Some libraries collaborate with NGOs on meeting series. Others just make assembly rooms available to external debate organisers. In some districts smaller libraries join forces, often with the help of county libraries.
The Houses of Literature
“Houses of Literature” have been established in some large and medium-sized cities in recent years, with or without municipal contributions. Donors and literary communities have typically taken the initiative, but even libraries, such as Stormen public library in Bodø, have taken a lead. The first House of Literature in Oslo in 2007 was inspired by a similar German concept, which includes debates as a key component.
In some cities there is a degree of rivalry between the two institutions, and the new paragraph in the Act probably reflects the sympathy of national politicians towards the library.
Debate libraries must be able to deal with conflict. The Stavanger public library invited an open racist to participate in a debate on the person’s own conduct. Some of those invited to participate abstained but others lined up, from both sides, and the local press reported it as an interesting event.
Complies with IFLA statement
In using the term “independent” the Norwegian Act is probably the only one to comply with the IFLA Statement on Libraries and Intellectual Freedom: “Librarians and other professional libraries staff shall fulfil their responsibilities both to their employer and to their users. In cases of conflict between those responsibilities, the duty towards the user shall take precedence”.
Whether or not it is enshrined in law, in my opinion any library should be free to organise controversial debates, even de bates on public demands opposed by the authorities or politicians – and then respond to any reprimand with reference to the IFLA statement.
Long before the legislative revision, the public library in Lillehammer held large public meetings on urban development, for example regarding the railway versus a new highway. The chief librarian reported that “some politicians and administrators were annoyed, but most people appreciated it.”
Research centre of the people
In my opinion there is a further potential in the new paragraph, especially when it comes to self-publishing and dissemination of information. Even here the reference in the Act to independence and the need for editors should be relevant.

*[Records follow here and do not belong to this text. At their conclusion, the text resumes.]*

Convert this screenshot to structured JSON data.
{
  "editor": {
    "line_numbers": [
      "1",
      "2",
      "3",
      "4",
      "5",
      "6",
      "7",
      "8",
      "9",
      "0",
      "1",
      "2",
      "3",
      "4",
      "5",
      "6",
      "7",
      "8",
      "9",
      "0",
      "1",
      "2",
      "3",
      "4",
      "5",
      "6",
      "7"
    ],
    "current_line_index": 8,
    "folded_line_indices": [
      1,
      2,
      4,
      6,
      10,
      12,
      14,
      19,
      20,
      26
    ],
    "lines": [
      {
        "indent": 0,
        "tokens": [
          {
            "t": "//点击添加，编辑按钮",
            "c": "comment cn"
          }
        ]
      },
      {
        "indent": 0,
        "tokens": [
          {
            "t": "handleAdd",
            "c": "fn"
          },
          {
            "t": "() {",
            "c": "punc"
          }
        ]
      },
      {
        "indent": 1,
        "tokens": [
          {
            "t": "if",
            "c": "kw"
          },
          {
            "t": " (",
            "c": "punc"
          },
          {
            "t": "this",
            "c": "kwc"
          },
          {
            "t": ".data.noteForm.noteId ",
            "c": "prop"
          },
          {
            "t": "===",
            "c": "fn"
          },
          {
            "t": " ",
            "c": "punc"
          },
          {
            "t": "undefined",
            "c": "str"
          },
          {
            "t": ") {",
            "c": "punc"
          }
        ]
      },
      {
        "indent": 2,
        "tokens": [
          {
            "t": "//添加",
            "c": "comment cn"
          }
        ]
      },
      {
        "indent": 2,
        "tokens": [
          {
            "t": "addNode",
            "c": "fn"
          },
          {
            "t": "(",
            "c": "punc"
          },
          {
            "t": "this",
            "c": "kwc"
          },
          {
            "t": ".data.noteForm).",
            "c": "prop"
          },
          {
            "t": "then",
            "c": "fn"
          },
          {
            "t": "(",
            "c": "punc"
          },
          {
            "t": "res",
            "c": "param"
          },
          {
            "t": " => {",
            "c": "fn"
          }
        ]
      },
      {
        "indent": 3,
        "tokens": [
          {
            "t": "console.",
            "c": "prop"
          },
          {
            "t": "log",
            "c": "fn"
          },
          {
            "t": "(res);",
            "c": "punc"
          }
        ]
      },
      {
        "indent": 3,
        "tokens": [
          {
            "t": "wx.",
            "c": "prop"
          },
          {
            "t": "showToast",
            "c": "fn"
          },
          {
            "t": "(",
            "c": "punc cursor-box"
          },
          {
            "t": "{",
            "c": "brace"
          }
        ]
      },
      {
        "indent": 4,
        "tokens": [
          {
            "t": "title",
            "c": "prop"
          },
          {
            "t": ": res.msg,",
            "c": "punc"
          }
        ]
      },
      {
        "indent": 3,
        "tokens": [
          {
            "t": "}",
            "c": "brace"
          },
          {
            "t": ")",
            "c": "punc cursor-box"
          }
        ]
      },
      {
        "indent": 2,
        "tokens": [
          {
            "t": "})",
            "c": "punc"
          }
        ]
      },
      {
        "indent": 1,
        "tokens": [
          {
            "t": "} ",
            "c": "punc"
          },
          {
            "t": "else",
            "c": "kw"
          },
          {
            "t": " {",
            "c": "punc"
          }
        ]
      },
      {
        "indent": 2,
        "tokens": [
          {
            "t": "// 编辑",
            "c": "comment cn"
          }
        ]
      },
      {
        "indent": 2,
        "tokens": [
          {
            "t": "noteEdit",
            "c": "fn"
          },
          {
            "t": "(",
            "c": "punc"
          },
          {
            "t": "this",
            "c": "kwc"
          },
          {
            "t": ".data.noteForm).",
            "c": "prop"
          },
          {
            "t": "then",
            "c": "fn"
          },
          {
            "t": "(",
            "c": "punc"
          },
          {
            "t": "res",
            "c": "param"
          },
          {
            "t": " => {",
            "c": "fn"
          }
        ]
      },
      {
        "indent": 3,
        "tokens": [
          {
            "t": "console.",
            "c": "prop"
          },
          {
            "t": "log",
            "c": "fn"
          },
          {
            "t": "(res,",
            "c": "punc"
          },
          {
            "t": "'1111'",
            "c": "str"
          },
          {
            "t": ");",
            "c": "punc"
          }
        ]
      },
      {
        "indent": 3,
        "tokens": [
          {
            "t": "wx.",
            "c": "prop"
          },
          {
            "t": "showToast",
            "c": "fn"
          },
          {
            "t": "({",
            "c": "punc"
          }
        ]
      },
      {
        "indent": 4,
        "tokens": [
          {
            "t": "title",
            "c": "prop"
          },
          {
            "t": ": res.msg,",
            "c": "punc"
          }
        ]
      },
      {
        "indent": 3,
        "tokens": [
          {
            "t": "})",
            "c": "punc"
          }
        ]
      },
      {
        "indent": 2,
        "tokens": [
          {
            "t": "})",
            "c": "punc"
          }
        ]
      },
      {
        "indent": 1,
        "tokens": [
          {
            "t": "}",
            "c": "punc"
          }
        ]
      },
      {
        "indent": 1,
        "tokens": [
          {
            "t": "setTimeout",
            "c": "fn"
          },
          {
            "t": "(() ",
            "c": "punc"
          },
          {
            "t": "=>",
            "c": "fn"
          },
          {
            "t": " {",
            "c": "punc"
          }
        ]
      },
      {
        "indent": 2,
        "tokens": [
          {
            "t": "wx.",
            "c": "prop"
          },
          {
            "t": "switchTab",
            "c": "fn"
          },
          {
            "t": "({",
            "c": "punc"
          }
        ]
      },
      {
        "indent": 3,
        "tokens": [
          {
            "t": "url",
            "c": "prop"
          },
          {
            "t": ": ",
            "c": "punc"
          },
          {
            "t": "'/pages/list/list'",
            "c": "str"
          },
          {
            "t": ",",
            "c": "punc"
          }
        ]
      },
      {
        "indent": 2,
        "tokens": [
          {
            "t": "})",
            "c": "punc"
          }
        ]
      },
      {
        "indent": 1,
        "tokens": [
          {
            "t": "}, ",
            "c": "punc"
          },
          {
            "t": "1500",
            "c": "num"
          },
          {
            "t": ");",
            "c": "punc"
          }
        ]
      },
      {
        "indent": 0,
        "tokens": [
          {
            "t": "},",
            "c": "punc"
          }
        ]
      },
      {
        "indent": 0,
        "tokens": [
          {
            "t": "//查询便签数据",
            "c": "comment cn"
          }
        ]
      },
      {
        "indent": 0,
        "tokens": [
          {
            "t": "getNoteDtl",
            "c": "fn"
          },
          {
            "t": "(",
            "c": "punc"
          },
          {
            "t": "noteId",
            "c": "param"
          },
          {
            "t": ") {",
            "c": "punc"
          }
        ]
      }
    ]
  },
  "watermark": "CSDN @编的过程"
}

A few years ago many libraries maintained topic lists on their websites, but today even librarians seem to believe that Google has reached a level where the library can relax in relation to the internet. You find very few services such as ‘Global Surveillance’, maintained by the University Library of Oslo, a collection of annotated links on surveillance with an emphasis on Wikileaks and Edward Snowden.
In 1989 the Swedish author Sven Lindqvist wrote an article in this journal (SPLQ #3, 1989, recently republished with the author’s permission on my blog), launching the idea of the public library as the “research centre of the people”: “Libraries should become popular research centers which not only supply sources of information, but also produce the basic data one needs to express one’s opinions on different issues.”
Contribute to democracy
My own contribution to this was the concept The Library Takes up the Case (Biblioteket tar saka). In this context I was given the assignment by a library to create a portal with information and documents about a controversial civilian airport, as the local press and local authorities did a poor job of keeping the public informed. This autumn I have been assigned the task by a network of libraries to create a web portal on the consolidation of municipalities.
A related variant is Monroeville Public Library, Pensylvania, USA, that always has two ‘Hot Topics’ on top of their website, presenting quality web resources on really controvercial issues.
With such focused services, libraries and networks of libraries should be able to play an enhanced part in current debates within and outside the local communities and thus contribute to democracy and public participation.